-- TRY IT --
Copy every record below exactly as written, but leave out the pictures.

-- EXERCISE DATA --
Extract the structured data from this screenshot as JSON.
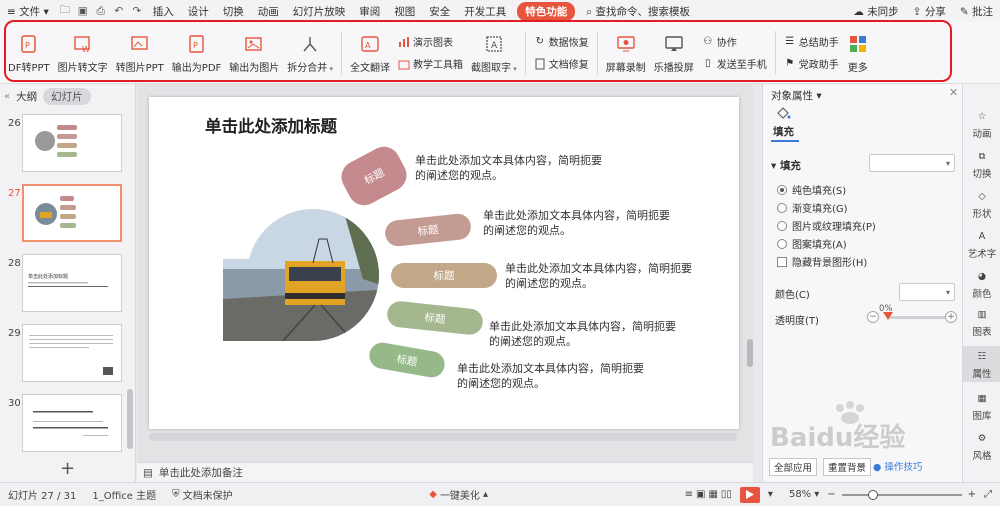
{
  "menubar": {
    "file": "文件",
    "tabs": [
      "插入",
      "设计",
      "切换",
      "动画",
      "幻灯片放映",
      "审阅",
      "视图",
      "安全",
      "开发工具"
    ],
    "special": "特色功能",
    "search": "查找命令、搜索模板",
    "sync": "未同步",
    "share": "分享",
    "comment": "批注"
  },
  "ribbon": {
    "pdf_to_ppt": "DF转PPT",
    "img_to_text": "图片转文字",
    "img_to_ppt": "转图片PPT",
    "export_pdf": "输出为PDF",
    "export_img": "输出为图片",
    "split_merge": "拆分合并",
    "full_translate": "全文翻译",
    "demo_chart": "演示图表",
    "teach_toolbox": "教学工具箱",
    "screenshot_text": "截图取字",
    "data_recovery": "数据恢复",
    "doc_repair": "文档修复",
    "screen_record": "屏幕录制",
    "lebo_cast": "乐播投屏",
    "collab": "协作",
    "send_phone": "发送至手机",
    "summary_assistant": "总结助手",
    "party_assistant": "党政助手",
    "more": "更多"
  },
  "leftpanel": {
    "tab_outline": "大纲",
    "tab_slides": "幻灯片",
    "slides": [
      {
        "num": "26"
      },
      {
        "num": "27"
      },
      {
        "num": "28",
        "title": "单击此处添加标题"
      },
      {
        "num": "29"
      },
      {
        "num": "30"
      }
    ],
    "add": "+"
  },
  "slide": {
    "title": "单击此处添加标题",
    "items": [
      {
        "label": "标题",
        "text": "单击此处添加文本具体内容，简明扼要的阐述您的观点。",
        "color": "#c58a8e"
      },
      {
        "label": "标题",
        "text": "单击此处添加文本具体内容，简明扼要的阐述您的观点。",
        "color": "#c39b92"
      },
      {
        "label": "标题",
        "text": "单击此处添加文本具体内容，简明扼要的阐述您的观点。",
        "color": "#c2a888"
      },
      {
        "label": "标题",
        "text": "单击此处添加文本具体内容，简明扼要的阐述您的观点。",
        "color": "#a5b78f"
      },
      {
        "label": "标题",
        "text": "单击此处添加文本具体内容，简明扼要的阐述您的观点。",
        "color": "#97b98a"
      }
    ]
  },
  "notes": {
    "placeholder": "单击此处添加备注"
  },
  "props": {
    "title": "对象属性",
    "tab_fill": "填充",
    "section_fill": "填充",
    "options": [
      {
        "label": "纯色填充(S)",
        "checked": true
      },
      {
        "label": "渐变填充(G)",
        "checked": false
      },
      {
        "label": "图片或纹理填充(P)",
        "checked": false
      },
      {
        "label": "图案填充(A)",
        "checked": false
      }
    ],
    "hide_bg": "隐藏背景图形(H)",
    "color": "颜色(C)",
    "transparency": "透明度(T)",
    "transparency_value": "0%",
    "apply_all": "全部应用",
    "reset": "重置背景",
    "tips": "操作技巧"
  },
  "rside": [
    "动画",
    "切换",
    "形状",
    "艺术字",
    "颜色",
    "图表",
    "属性",
    "图库",
    "风格"
  ],
  "status": {
    "slide_pos": "幻灯片 27 / 31",
    "theme": "1_Office 主题",
    "protect": "文档未保护",
    "beautify": "一键美化",
    "zoom": "58%"
  },
  "watermark": {
    "text": "Baidu经验"
  },
  "colors": {
    "accent": "#e8553e",
    "highlight": "#e21c22"
  }
}
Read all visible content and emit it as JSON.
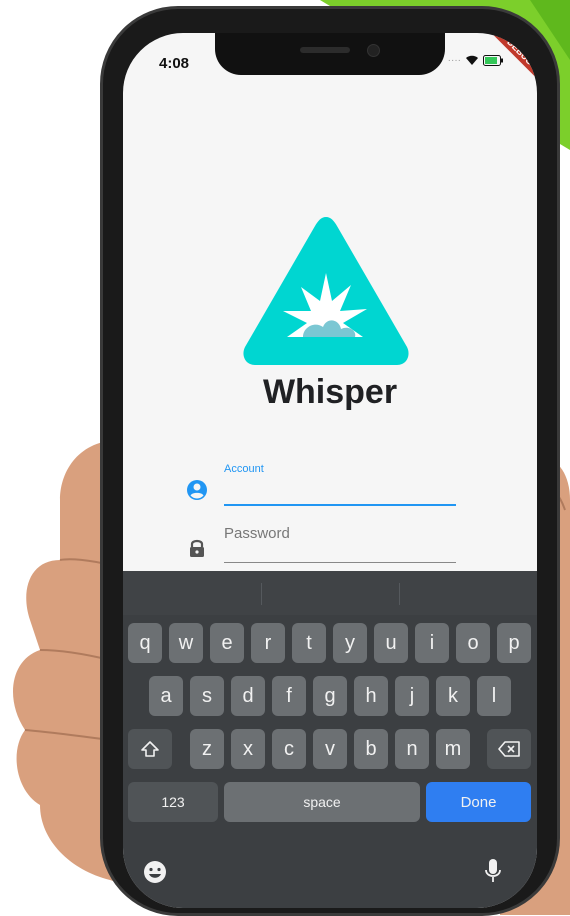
{
  "status_bar": {
    "time": "4:08",
    "debug_banner": "DEBUG"
  },
  "app": {
    "title": "Whisper"
  },
  "form": {
    "account": {
      "label": "Account"
    },
    "password": {
      "placeholder": "Password"
    }
  },
  "keyboard": {
    "row1": [
      "q",
      "w",
      "e",
      "r",
      "t",
      "y",
      "u",
      "i",
      "o",
      "p"
    ],
    "row2": [
      "a",
      "s",
      "d",
      "f",
      "g",
      "h",
      "j",
      "k",
      "l"
    ],
    "row3": [
      "z",
      "x",
      "c",
      "v",
      "b",
      "n",
      "m"
    ],
    "numbers_key": "123",
    "space_key": "space",
    "done_key": "Done"
  },
  "colors": {
    "accent": "#2196F3",
    "logo": "#00D6D1",
    "done": "#2F7EF1"
  }
}
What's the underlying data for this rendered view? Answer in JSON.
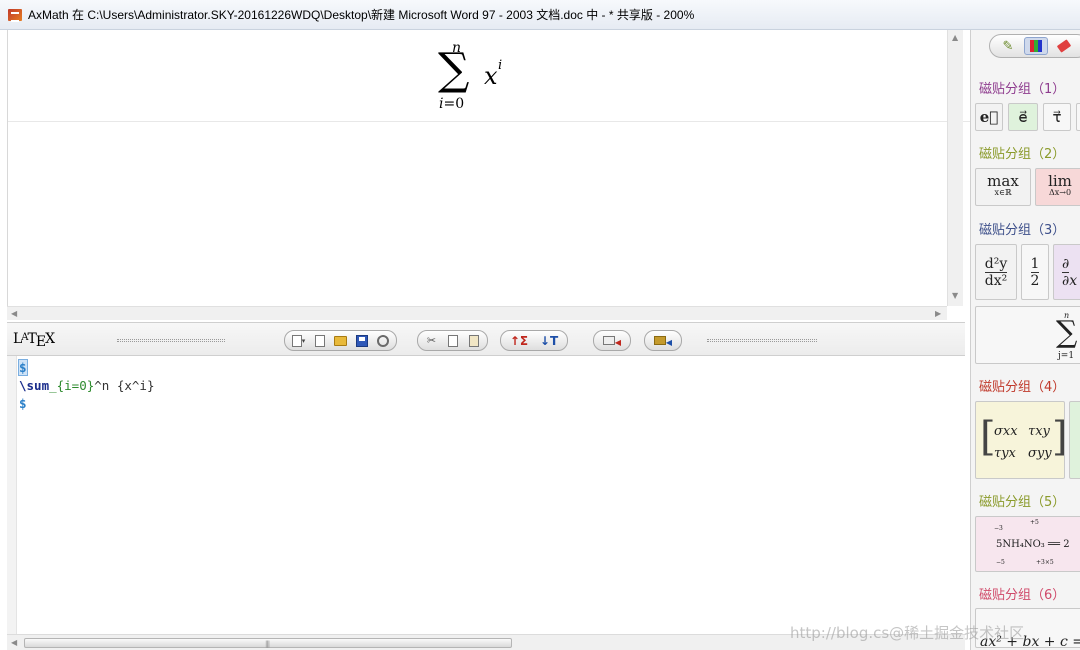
{
  "window": {
    "title": "AxMath 在 C:\\Users\\Administrator.SKY-20161226WDQ\\Desktop\\新建 Microsoft Word 97 - 2003 文档.doc 中 - * 共享版 - 200%"
  },
  "preview": {
    "upper_limit": "n",
    "sum_symbol": "∑",
    "base": "x",
    "exponent": "i",
    "lower_var": "i",
    "lower_eq": "=0"
  },
  "latex_toolbar": {
    "logo": "LATEX",
    "buttons": [
      {
        "name": "document-menu",
        "icon": "doc-menu-icon"
      },
      {
        "name": "new",
        "icon": "new-doc-icon"
      },
      {
        "name": "open",
        "icon": "folder-icon"
      },
      {
        "name": "save",
        "icon": "save-icon"
      },
      {
        "name": "settings",
        "icon": "gear-icon"
      },
      {
        "name": "cut",
        "icon": "scissors-icon"
      },
      {
        "name": "copy",
        "icon": "copy-icon"
      },
      {
        "name": "paste",
        "icon": "paste-icon"
      },
      {
        "name": "to-formula",
        "icon": "sigma-up-icon"
      },
      {
        "name": "to-latex",
        "icon": "t-down-icon"
      },
      {
        "name": "export",
        "icon": "export-icon"
      },
      {
        "name": "toolbox",
        "icon": "toolbox-icon"
      }
    ]
  },
  "editor": {
    "line1": "$",
    "line2_cmd": "\\sum",
    "line2_sub": "_{i=0}",
    "line2_sup": "^n",
    "line2_arg": " {x^i}",
    "line3": "$"
  },
  "panel": {
    "groups": [
      {
        "title": "磁贴分组（1）",
        "color": "#8e3b8e"
      },
      {
        "title": "磁贴分组（2）",
        "color": "#8a9a2a"
      },
      {
        "title": "磁贴分组（3）",
        "color": "#3d4f8a"
      },
      {
        "title": "磁贴分组（4）",
        "color": "#c0392b"
      },
      {
        "title": "磁贴分组（5）",
        "color": "#8a9a2a"
      },
      {
        "title": "磁贴分组（6）",
        "color": "#d04a6a"
      }
    ],
    "tiles": {
      "g1": [
        "e⃗",
        "e⃗",
        "τ⃗"
      ],
      "g2": [
        "max",
        "x∈ℝ",
        "lim",
        "Δx→0"
      ],
      "g3": [
        "d²y",
        "dx²",
        "1",
        "2",
        "∂",
        "∂x",
        "∑",
        "j=1",
        "n"
      ],
      "g4": [
        "σxx",
        "τxy",
        "τyx",
        "σyy"
      ],
      "g5": [
        "−3",
        "+5",
        "5NH₄NO₃ ══ 2",
        "+3×5",
        "−5"
      ],
      "g6": [
        "ax² + bx + c ="
      ]
    }
  },
  "watermark": "http://blog.cs@稀土掘金技术社区",
  "colors": {
    "group1": "#8e3b8e",
    "group2": "#8a9a2a",
    "group3": "#3d4f8a",
    "group4": "#c0392b",
    "group5": "#8a9a2a",
    "group6": "#d04a6a"
  }
}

-- OUTPUT OF THE TASK --
Extract the structured data from this screenshot as JSON.
{
  "menubar": {
    "file": "文件",
    "tabs": [
      "插入",
      "设计",
      "切换",
      "动画",
      "幻灯片放映",
      "审阅",
      "视图",
      "安全",
      "开发工具"
    ],
    "special": "特色功能",
    "search": "查找命令、搜索模板",
    "sync": "未同步",
    "share": "分享",
    "comment": "批注"
  },
  "ribbon": {
    "pdf_to_ppt": "DF转PPT",
    "img_to_text": "图片转文字",
    "img_to_ppt": "转图片PPT",
    "export_pdf": "输出为PDF",
    "export_img": "输出为图片",
    "split_merge": "拆分合并",
    "full_translate": "全文翻译",
    "demo_chart": "演示图表",
    "teach_toolbox": "教学工具箱",
    "screenshot_text": "截图取字",
    "data_recovery": "数据恢复",
    "doc_repair": "文档修复",
    "screen_record": "屏幕录制",
    "lebo_cast": "乐播投屏",
    "collab": "协作",
    "send_phone": "发送至手机",
    "summary_assistant": "总结助手",
    "party_assistant": "党政助手",
    "more": "更多"
  },
  "leftpanel": {
    "tab_outline": "大纲",
    "tab_slides": "幻灯片",
    "slides": [
      {
        "num": "26"
      },
      {
        "num": "27"
      },
      {
        "num": "28",
        "title": "单击此处添加标题"
      },
      {
        "num": "29"
      },
      {
        "num": "30"
      }
    ],
    "add": "+"
  },
  "slide": {
    "title": "单击此处添加标题",
    "items": [
      {
        "label": "标题",
        "text": "单击此处添加文本具体内容，简明扼要的阐述您的观点。",
        "color": "#c58a8e"
      },
      {
        "label": "标题",
        "text": "单击此处添加文本具体内容，简明扼要的阐述您的观点。",
        "color": "#c39b92"
      },
      {
        "label": "标题",
        "text": "单击此处添加文本具体内容，简明扼要的阐述您的观点。",
        "color": "#c2a888"
      },
      {
        "label": "标题",
        "text": "单击此处添加文本具体内容，简明扼要的阐述您的观点。",
        "color": "#a5b78f"
      },
      {
        "label": "标题",
        "text": "单击此处添加文本具体内容，简明扼要的阐述您的观点。",
        "color": "#97b98a"
      }
    ]
  },
  "notes": {
    "placeholder": "单击此处添加备注"
  },
  "props": {
    "title": "对象属性",
    "tab_fill": "填充",
    "section_fill": "填充",
    "options": [
      {
        "label": "纯色填充(S)",
        "checked": true
      },
      {
        "label": "渐变填充(G)",
        "checked": false
      },
      {
        "label": "图片或纹理填充(P)",
        "checked": false
      },
      {
        "label": "图案填充(A)",
        "checked": false
      }
    ],
    "hide_bg": "隐藏背景图形(H)",
    "color": "颜色(C)",
    "transparency": "透明度(T)",
    "transparency_value": "0%",
    "apply_all": "全部应用",
    "reset": "重置背景",
    "tips": "操作技巧"
  },
  "rside": [
    "动画",
    "切换",
    "形状",
    "艺术字",
    "颜色",
    "图表",
    "属性",
    "图库",
    "风格"
  ],
  "status": {
    "slide_pos": "幻灯片 27 / 31",
    "theme": "1_Office 主题",
    "protect": "文档未保护",
    "beautify": "一键美化",
    "zoom": "58%"
  },
  "watermark": {
    "text": "Baidu经验"
  },
  "colors": {
    "accent": "#e8553e",
    "highlight": "#e21c22"
  }
}
Read all visible content and emit it as JSON.
{
  "status_bar": {
    "time": "4:08",
    "debug_banner": "DEBUG"
  },
  "app": {
    "title": "Whisper"
  },
  "form": {
    "account": {
      "label": "Account"
    },
    "password": {
      "placeholder": "Password"
    }
  },
  "keyboard": {
    "row1": [
      "q",
      "w",
      "e",
      "r",
      "t",
      "y",
      "u",
      "i",
      "o",
      "p"
    ],
    "row2": [
      "a",
      "s",
      "d",
      "f",
      "g",
      "h",
      "j",
      "k",
      "l"
    ],
    "row3": [
      "z",
      "x",
      "c",
      "v",
      "b",
      "n",
      "m"
    ],
    "numbers_key": "123",
    "space_key": "space",
    "done_key": "Done"
  },
  "colors": {
    "accent": "#2196F3",
    "logo": "#00D6D1",
    "done": "#2F7EF1"
  }
}
What's the underlying data for this rendered view? Answer in JSON.
{
  "window": {
    "title": "AxMath 在 C:\\Users\\Administrator.SKY-20161226WDQ\\Desktop\\新建 Microsoft Word 97 - 2003 文档.doc 中 - * 共享版 - 200%"
  },
  "preview": {
    "upper_limit": "n",
    "sum_symbol": "∑",
    "base": "x",
    "exponent": "i",
    "lower_var": "i",
    "lower_eq": "=0"
  },
  "latex_toolbar": {
    "logo": "LATEX",
    "buttons": [
      {
        "name": "document-menu",
        "icon": "doc-menu-icon"
      },
      {
        "name": "new",
        "icon": "new-doc-icon"
      },
      {
        "name": "open",
        "icon": "folder-icon"
      },
      {
        "name": "save",
        "icon": "save-icon"
      },
      {
        "name": "settings",
        "icon": "gear-icon"
      },
      {
        "name": "cut",
        "icon": "scissors-icon"
      },
      {
        "name": "copy",
        "icon": "copy-icon"
      },
      {
        "name": "paste",
        "icon": "paste-icon"
      },
      {
        "name": "to-formula",
        "icon": "sigma-up-icon"
      },
      {
        "name": "to-latex",
        "icon": "t-down-icon"
      },
      {
        "name": "export",
        "icon": "export-icon"
      },
      {
        "name": "toolbox",
        "icon": "toolbox-icon"
      }
    ]
  },
  "editor": {
    "line1": "$",
    "line2_cmd": "\\sum",
    "line2_sub": "_{i=0}",
    "line2_sup": "^n",
    "line2_arg": " {x^i}",
    "line3": "$"
  },
  "panel": {
    "groups": [
      {
        "title": "磁贴分组（1）",
        "color": "#8e3b8e"
      },
      {
        "title": "磁贴分组（2）",
        "color": "#8a9a2a"
      },
      {
        "title": "磁贴分组（3）",
        "color": "#3d4f8a"
      },
      {
        "title": "磁贴分组（4）",
        "color": "#c0392b"
      },
      {
        "title": "磁贴分组（5）",
        "color": "#8a9a2a"
      },
      {
        "title": "磁贴分组（6）",
        "color": "#d04a6a"
      }
    ],
    "tiles": {
      "g1": [
        "e⃗",
        "e⃗",
        "τ⃗"
      ],
      "g2": [
        "max",
        "x∈ℝ",
        "lim",
        "Δx→0"
      ],
      "g3": [
        "d²y",
        "dx²",
        "1",
        "2",
        "∂",
        "∂x",
        "∑",
        "j=1",
        "n"
      ],
      "g4": [
        "σxx",
        "τxy",
        "τyx",
        "σyy"
      ],
      "g5": [
        "−3",
        "+5",
        "5NH₄NO₃ ══ 2",
        "+3×5",
        "−5"
      ],
      "g6": [
        "ax² + bx + c ="
      ]
    }
  },
  "watermark": "http://blog.cs@稀土掘金技术社区",
  "colors": {
    "group1": "#8e3b8e",
    "group2": "#8a9a2a",
    "group3": "#3d4f8a",
    "group4": "#c0392b",
    "group5": "#8a9a2a",
    "group6": "#d04a6a"
  }
}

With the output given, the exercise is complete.